I will choose a path that's clear
I will choose freewill
-Rush, "Free Will"
You don't have free will. I know that sounds crazy, but its true, you don't have free will the way people usually mean it. When the topic of free will comes up, most people think it means they have the ability to shape their own lives and decide however they wish about any topic.
It sounds nice, and for modern man it is appealing in terms of self destiny and autonomy, but its all just bunk. Each of us has a will, this is true. We have the ability to decide what we want and a desire to direct our lives in a certain way. But that will is not free the way people think of it.
Our will is only free within certain limits of our personality and circumstances. And that doesn't sound truly real, does it? That's because it isn't in the sense of what people usually mean by freedom of the will.
For one thing, our freedom of will is directed by our nature; who we are, how we were raised, what we believe, and our fundamental worldview. The way we understand the world and others around us shapes our will and directs us into certain paths and patterns. My will is shaped by who I am; what I want and desire from life and try to accomplish is designated by my worldview, ambitions, and character. I am not free to utterly be anyone whatsoever, only me.
Like a train free to run on any track, we're free to decide and act within the limits of who we are and what our circumstances are.
Despite some slogans and the declarations of some thinkers, our will is severely limited by reality. We cannot shape the world and the others around us by the strength of our will. Because each person has a will of their own, no one's can be so totally free and powerful as to constantly manipulate reality to our will, because we would all be clashing with each others' desires.
Consider. Almost all of life is out of our control. We may have a will to be rich, powerful, successful, attractive, healthy, and live forever. But our lives dictate a different path. Few will themselves to become old, blind, crippled, diseased, poor, starving, or dead. But that is our path, all of us to one degree or another. All of us will die. All of us will have ill health. Very, very few will have enough money to not worry about having more for tomorrow.

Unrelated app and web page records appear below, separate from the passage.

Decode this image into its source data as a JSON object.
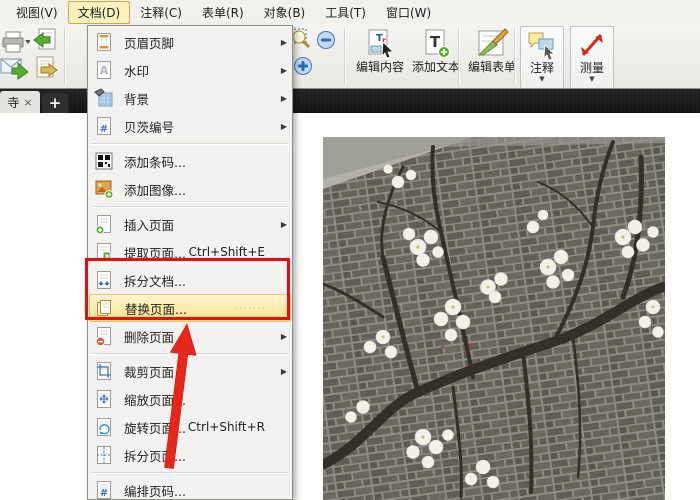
{
  "menubar": {
    "items": [
      {
        "label": "视图(V)",
        "active": false
      },
      {
        "label": "文档(D)",
        "active": true
      },
      {
        "label": "注释(C)",
        "active": false
      },
      {
        "label": "表单(R)",
        "active": false
      },
      {
        "label": "对象(B)",
        "active": false
      },
      {
        "label": "工具(T)",
        "active": false
      },
      {
        "label": "窗口(W)",
        "active": false
      }
    ]
  },
  "toolbar": {
    "left_icons": [
      "printer-icon",
      "import-doc-icon",
      "email-icon",
      "export-doc-icon"
    ],
    "zoom_icons": [
      "marquee-zoom-icon",
      "zoom-out-icon",
      "zoom-in-icon"
    ],
    "buttons": [
      {
        "icon": "edit-content-icon",
        "label": "编辑内容",
        "dropdown": false,
        "boxed": false
      },
      {
        "icon": "add-text-icon",
        "label": "添加文本",
        "dropdown": false,
        "boxed": false
      },
      {
        "icon": "edit-form-icon",
        "label": "编辑表单",
        "dropdown": false,
        "boxed": false,
        "sep_before": true
      },
      {
        "icon": "comment-icon",
        "label": "注释",
        "dropdown": true,
        "boxed": true,
        "sep_before": true
      },
      {
        "icon": "measure-icon",
        "label": "测量",
        "dropdown": true,
        "boxed": true
      }
    ]
  },
  "tabbar": {
    "active_tab": {
      "label": "寺",
      "close_glyph": "×"
    },
    "new_tab_label": "+"
  },
  "document_menu": {
    "items": [
      {
        "icon": "header-footer-icon",
        "label": "页眉页脚",
        "shortcut": "",
        "submenu": true,
        "sep_after": false,
        "highlighted": false
      },
      {
        "icon": "watermark-icon",
        "label": "水印",
        "shortcut": "",
        "submenu": true,
        "sep_after": false,
        "highlighted": false
      },
      {
        "icon": "background-icon",
        "label": "背景",
        "shortcut": "",
        "submenu": true,
        "sep_after": false,
        "highlighted": false
      },
      {
        "icon": "bates-number-icon",
        "label": "贝茨编号",
        "shortcut": "",
        "submenu": true,
        "sep_after": true,
        "highlighted": false
      },
      {
        "icon": "barcode-icon",
        "label": "添加条码...",
        "shortcut": "",
        "submenu": false,
        "sep_after": false,
        "highlighted": false
      },
      {
        "icon": "add-image-icon",
        "label": "添加图像...",
        "shortcut": "",
        "submenu": false,
        "sep_after": true,
        "highlighted": false
      },
      {
        "icon": "insert-pages-icon",
        "label": "插入页面",
        "shortcut": "",
        "submenu": true,
        "sep_after": false,
        "highlighted": false
      },
      {
        "icon": "extract-pages-icon",
        "label": "提取页面...",
        "shortcut": "Ctrl+Shift+E",
        "submenu": false,
        "sep_after": false,
        "highlighted": false
      },
      {
        "icon": "split-document-icon",
        "label": "拆分文档...",
        "shortcut": "",
        "submenu": false,
        "sep_after": false,
        "highlighted": false
      },
      {
        "icon": "replace-pages-icon",
        "label": "替换页面...",
        "shortcut": "",
        "submenu": false,
        "sep_after": false,
        "highlighted": true,
        "dots": "·······"
      },
      {
        "icon": "delete-pages-icon",
        "label": "删除页面",
        "shortcut": "",
        "submenu": true,
        "sep_after": true,
        "highlighted": false
      },
      {
        "icon": "crop-pages-icon",
        "label": "裁剪页面",
        "shortcut": "",
        "submenu": true,
        "sep_after": false,
        "highlighted": false
      },
      {
        "icon": "resize-pages-icon",
        "label": "缩放页面...",
        "shortcut": "",
        "submenu": false,
        "sep_after": false,
        "highlighted": false
      },
      {
        "icon": "rotate-pages-icon",
        "label": "旋转页面...",
        "shortcut": "Ctrl+Shift+R",
        "submenu": false,
        "sep_after": false,
        "highlighted": false
      },
      {
        "icon": "split-pages-icon",
        "label": "拆分页面...",
        "shortcut": "",
        "submenu": false,
        "sep_after": true,
        "highlighted": false
      },
      {
        "icon": "number-pages-icon",
        "label": "编排页码...",
        "shortcut": "",
        "submenu": false,
        "sep_after": false,
        "highlighted": false
      }
    ],
    "submenu_arrow_glyph": "▶"
  },
  "colors": {
    "annotation_red": "#ef0b0b",
    "menu_highlight_yellow": "#f6e288",
    "active_menu_bg": "#fcf1bc",
    "tabbar_dark": "#4a4a4a",
    "toolbar_bg": "#efeeea"
  }
}
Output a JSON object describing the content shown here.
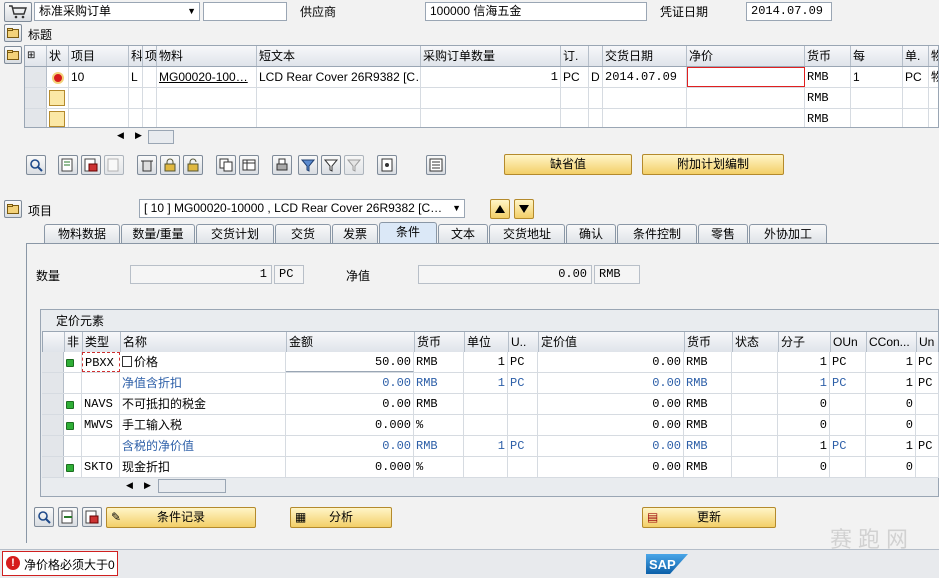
{
  "header": {
    "doc_type": "标准采购订单",
    "supplier_label": "供应商",
    "supplier_value": "100000 信海五金",
    "doc_date_label": "凭证日期",
    "doc_date_value": "2014.07.09"
  },
  "sections": {
    "header_label": "标题",
    "item_label": "项目"
  },
  "items_table": {
    "columns": [
      "状",
      "项目",
      "科",
      "项",
      "物料",
      "短文本",
      "采购订单数量",
      "订.",
      "",
      "交货日期",
      "净价",
      "货币",
      "每",
      "单.",
      "物"
    ],
    "row1": {
      "item": "10",
      "acct": "L",
      "material": "MG00020-100…",
      "short_text": "LCD Rear Cover 26R9382 [C…",
      "qty": "1",
      "unit": "PC",
      "cat": "D",
      "date": "2014.07.09",
      "price": "",
      "currency": "RMB",
      "per": "1",
      "order_unit": "PC",
      "mat_grp": "物"
    },
    "row2": {
      "currency": "RMB"
    },
    "row3": {
      "currency": "RMB"
    }
  },
  "item_buttons": {
    "default_values": "缺省值",
    "additional_planning": "附加计划编制"
  },
  "item_selector": {
    "value": "[ 10 ] MG00020-10000 , LCD Rear Cover 26R9382 [C…"
  },
  "tabs": [
    "物料数据",
    "数量/重量",
    "交货计划",
    "交货",
    "发票",
    "条件",
    "文本",
    "交货地址",
    "确认",
    "条件控制",
    "零售",
    "外协加工"
  ],
  "active_tab": "条件",
  "conditions": {
    "qty_label": "数量",
    "qty_value": "1",
    "qty_unit": "PC",
    "net_label": "净值",
    "net_value": "0.00",
    "net_currency": "RMB",
    "panel_title": "定价元素",
    "columns": [
      "非",
      "类型",
      "名称",
      "金额",
      "货币",
      "单位",
      "U..",
      "定价值",
      "货币",
      "状态",
      "分子",
      "OUn",
      "CCon...",
      "Un"
    ],
    "rows": [
      {
        "type": "PBXX",
        "name": "价格",
        "amount": "50.00",
        "curr": "RMB",
        "per": "1",
        "uom": "PC",
        "cond_value": "0.00",
        "curr2": "RMB",
        "num": "1",
        "oun": "PC",
        "ccon": "1",
        "un": "PC"
      },
      {
        "type": "",
        "name": "净值含折扣",
        "amount": "0.00",
        "curr": "RMB",
        "per": "1",
        "uom": "PC",
        "cond_value": "0.00",
        "curr2": "RMB",
        "num": "1",
        "oun": "PC",
        "ccon": "1",
        "un": "PC"
      },
      {
        "type": "NAVS",
        "name": "不可抵扣的税金",
        "amount": "0.00",
        "curr": "RMB",
        "per": "",
        "uom": "",
        "cond_value": "0.00",
        "curr2": "RMB",
        "num": "0",
        "oun": "",
        "ccon": "0",
        "un": ""
      },
      {
        "type": "MWVS",
        "name": "手工输入税",
        "amount": "0.000",
        "curr": "%",
        "per": "",
        "uom": "",
        "cond_value": "0.00",
        "curr2": "RMB",
        "num": "0",
        "oun": "",
        "ccon": "0",
        "un": ""
      },
      {
        "type": "",
        "name": "含税的净价值",
        "amount": "0.00",
        "curr": "RMB",
        "per": "1",
        "uom": "PC",
        "cond_value": "0.00",
        "curr2": "RMB",
        "num": "1",
        "oun": "PC",
        "ccon": "1",
        "un": "PC"
      },
      {
        "type": "SKTO",
        "name": "现金折扣",
        "amount": "0.000",
        "curr": "%",
        "per": "",
        "uom": "",
        "cond_value": "0.00",
        "curr2": "RMB",
        "num": "0",
        "oun": "",
        "ccon": "0",
        "un": ""
      }
    ],
    "btn_records": "条件记录",
    "btn_analysis": "分析",
    "btn_update": "更新"
  },
  "status": {
    "message": "净价格必须大于0"
  },
  "watermark": "赛跑网"
}
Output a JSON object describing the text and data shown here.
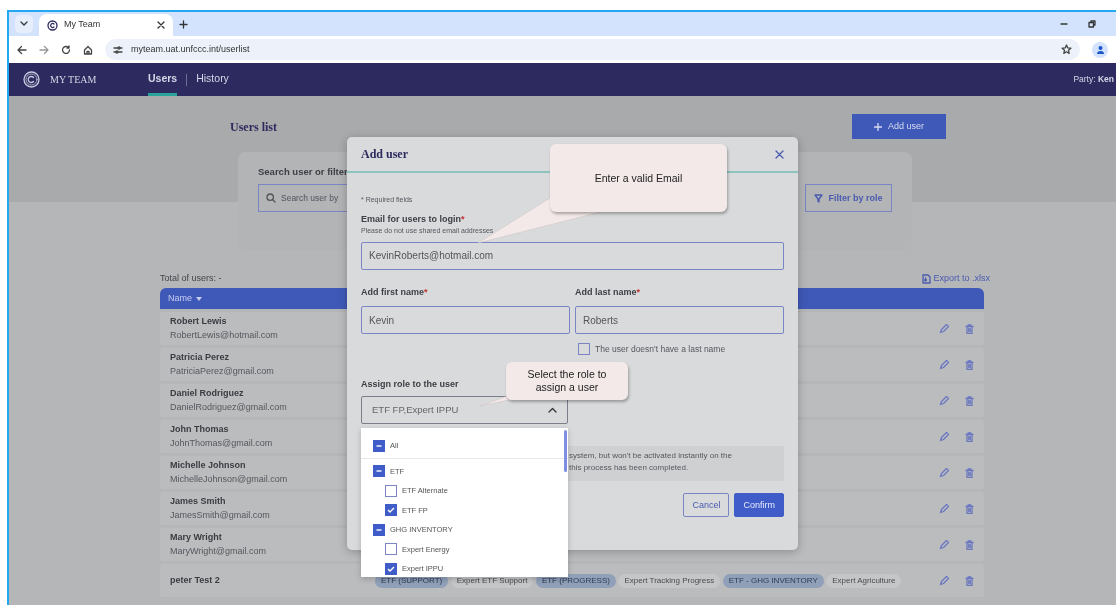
{
  "browser": {
    "tabs": [
      {
        "title": "My Team",
        "selected": true
      }
    ],
    "url": "myteam.uat.unfccc.int/userlist"
  },
  "app": {
    "brand": "MY TEAM",
    "nav": [
      {
        "label": "Users",
        "selected": true
      },
      {
        "label": "History",
        "selected": false
      }
    ],
    "party": "Party: **Ken**"
  },
  "page": {
    "title": "Users list",
    "add_button": "Add user",
    "search": {
      "title": "Search user or filter",
      "placeholder": "Search user by",
      "filter_button": "Filter by role"
    },
    "total": "Total of users: -",
    "export": "Export to .xlsx",
    "table": {
      "columns": [
        "Name"
      ],
      "rows": [
        {
          "name": "Robert Lewis",
          "email": "RobertLewis@hotmail.com",
          "tags": []
        },
        {
          "name": "Patricia Perez",
          "email": "PatriciaPerez@gmail.com",
          "tags": []
        },
        {
          "name": "Daniel Rodriguez",
          "email": "DanielRodriguez@gmail.com",
          "tags": []
        },
        {
          "name": "John Thomas",
          "email": "JohnThomas@gmail.com",
          "tags": []
        },
        {
          "name": "Michelle Johnson",
          "email": "MichelleJohnson@gmail.com",
          "tags": []
        },
        {
          "name": "James Smith",
          "email": "JamesSmith@gmail.com",
          "tags": []
        },
        {
          "name": "Mary Wright",
          "email": "MaryWright@gmail.com",
          "tags": []
        },
        {
          "name": "peter Test 2",
          "email": "",
          "tags": [
            {
              "kind": "group",
              "text": "ETF (SUPPORT)"
            },
            {
              "kind": "role",
              "text": "Expert ETF Support"
            },
            {
              "kind": "group",
              "text": "ETF (PROGRESS)"
            },
            {
              "kind": "role",
              "text": "Expert Tracking Progress"
            },
            {
              "kind": "group",
              "text": "ETF - GHG INVENTORY"
            },
            {
              "kind": "role",
              "text": "Expert Agriculture"
            }
          ]
        }
      ]
    }
  },
  "modal": {
    "title": "Add user",
    "required_note": "* Required fields",
    "required_mark": "*",
    "email_label": "Email for users to login",
    "email_hint": "Please do not use shared email addresses",
    "email_value": "KevinRoberts@hotmail.com",
    "first_label": "Add first name",
    "first_value": "Kevin",
    "last_label": "Add last name",
    "last_value": "Roberts",
    "no_last_name": {
      "label": "The user doesn't have a last name",
      "checked": false
    },
    "role_label": "Assign role to the user",
    "role_value": "ETF FP,Expert IPPU",
    "expanded": true,
    "info_lines": [
      "system, but won't be activated instantly on the",
      "this process has been completed."
    ],
    "cancel": "Cancel",
    "confirm": "Confirm"
  },
  "role_dropdown": {
    "all": {
      "label": "All",
      "indeterminate": true
    },
    "groups": [
      {
        "label": "ETF",
        "indeterminate": true,
        "children": [
          {
            "label": "ETF Alternate",
            "checked": false
          },
          {
            "label": "ETF FP",
            "checked": true
          }
        ]
      },
      {
        "label": "GHG INVENTORY",
        "indeterminate": true,
        "children": [
          {
            "label": "Expert Energy",
            "checked": false
          },
          {
            "label": "Expert IPPU",
            "checked": true
          }
        ]
      }
    ]
  },
  "callouts": [
    {
      "text": "Enter a valid Email"
    },
    {
      "text": "Select the role to assign a user"
    }
  ]
}
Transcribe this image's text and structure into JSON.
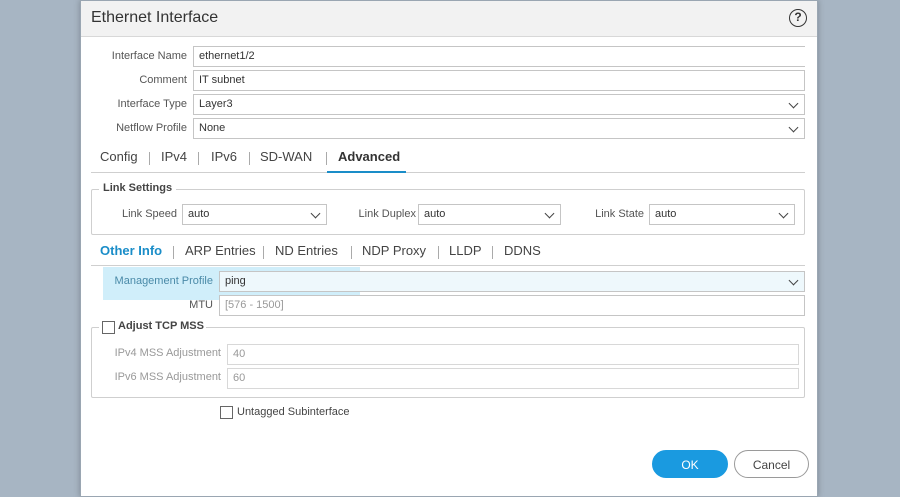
{
  "dialog": {
    "title": "Ethernet Interface",
    "help_icon": "question-circle-icon",
    "help_glyph": "?"
  },
  "general": {
    "interface_name_label": "Interface Name",
    "interface_name_value": "ethernet1/2",
    "comment_label": "Comment",
    "comment_value": "IT subnet",
    "interface_type_label": "Interface Type",
    "interface_type_value": "Layer3",
    "netflow_profile_label": "Netflow Profile",
    "netflow_profile_value": "None"
  },
  "main_tabs": [
    "Config",
    "IPv4",
    "IPv6",
    "SD-WAN",
    "Advanced"
  ],
  "main_tabs_active": "Advanced",
  "link_settings": {
    "legend": "Link Settings",
    "speed_label": "Link Speed",
    "speed_value": "auto",
    "duplex_label": "Link Duplex",
    "duplex_value": "auto",
    "state_label": "Link State",
    "state_value": "auto"
  },
  "sub_tabs": [
    "Other Info",
    "ARP Entries",
    "ND Entries",
    "NDP Proxy",
    "LLDP",
    "DDNS"
  ],
  "sub_tabs_active": "Other Info",
  "other_info": {
    "mgmt_profile_label": "Management Profile",
    "mgmt_profile_value": "ping",
    "mtu_label": "MTU",
    "mtu_placeholder": "[576 - 1500]"
  },
  "tcp_mss": {
    "legend": "Adjust TCP MSS",
    "checked": false,
    "ipv4_label": "IPv4 MSS Adjustment",
    "ipv4_value": "40",
    "ipv6_label": "IPv6 MSS Adjustment",
    "ipv6_value": "60"
  },
  "untagged": {
    "label": "Untagged Subinterface",
    "checked": false
  },
  "buttons": {
    "ok": "OK",
    "cancel": "Cancel"
  },
  "colors": {
    "accent": "#1a8dc8",
    "ok_button": "#1a9ae0",
    "highlight": "#78cdf0",
    "backdrop": "#a7b5c3"
  }
}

I have the will to be a successful author, not wealthy, but comfortable from the income of writing. I have a will to be strong and healthy. None of that is true, not yet at least. My will changes nothing about this circumstance.
At best, our wills can shape how we respond to and act within our circumstances, but even that is limited by our nature and the situation we find ourselves in. Our will is not free, not in the sense people mean it.
FORCING YOUR WILL ON OTHERS
Yet our culture wants to act as if that's true. And further, they wish to make a world where our will controls reality, even when it cannot. Here's one recent example; Germany has announced that tuition at all institutions of higher learning starting next term are free. Young people in the country celebrated, young people elsewhere cried "why not here??"
Older people said "what the??" Because they know that this term "free" means something different than how it is being used. Tuition isn't free, its just being forced out of everyone in the country at gunpoint. There's no free university education here, its just being paid for by thousands of people who get no education out of it. Instead of people paying for what they receive, they're demanding others pay instead. Because even if a college student has a job that pays any taxes, they've only paid a tiny sliver of the cost of one student's education with their taxes so far. They're just getting an education at everyone else's expense.
“Tuition fees are socially unjust,” cried one student named Dorothee Stapelfeldt. Her term is undefined and vague, but essentially it means "we want this, so we should get it, without needing to achieve it." She wants to assert her will upon reality, and is demanding that everyone else make it possible. She demands that the world around her change to reflect her desires, rather than her change to achieve them.
And this is incredibly common today. Each new demand for a "right" or "justice" is not about rights or justice at all, but about people frustrated that things aren't going their way demanding that everyone and everything change to make it happen.
Most of the Occupy Movement was highjacked by this perspective. Why should I have to pay my bills? Why can't you just give me what I demand? The world isn't like I was raised to understand, its hard and cruel and cares nothing for my snowflake feelings!
When the world got in the way of what Americans used to want, they rolled up their sleeves, dusted off their hands and started working harder. It was a challenge, an opportunity to show what they were made of. That's how the country got built, that's how the US went from a backwater bunch of crazy colonists into the world's most powerful country in less than a century.
Today, when faced with a problem, the country whines for government to fix it. When we are confronted with how our will is thwarted or slowed by reality and the way we are, tantrums start, requiring that things change so our will can be obeyed. I want. I need. You should give. If you don't you're heartless, cruel, racist, bigoted, homophobic, sexist.
Its sort of pathetic, watching people pretend they can make the world be what they wish it to be. The world is what it is, you can affect it, shape it, and influence it by your efforts, but you can't make it not be what it is. Beating your fists on that rock won't make it into marshmellows. But with a chisel, a hammer, and skill you can make it into a statue.
Your will is not free. It is flexible and controlled by you, but not free. And that's a good thing, ultimately. Grow up and face reality, instead of demanding people fix it.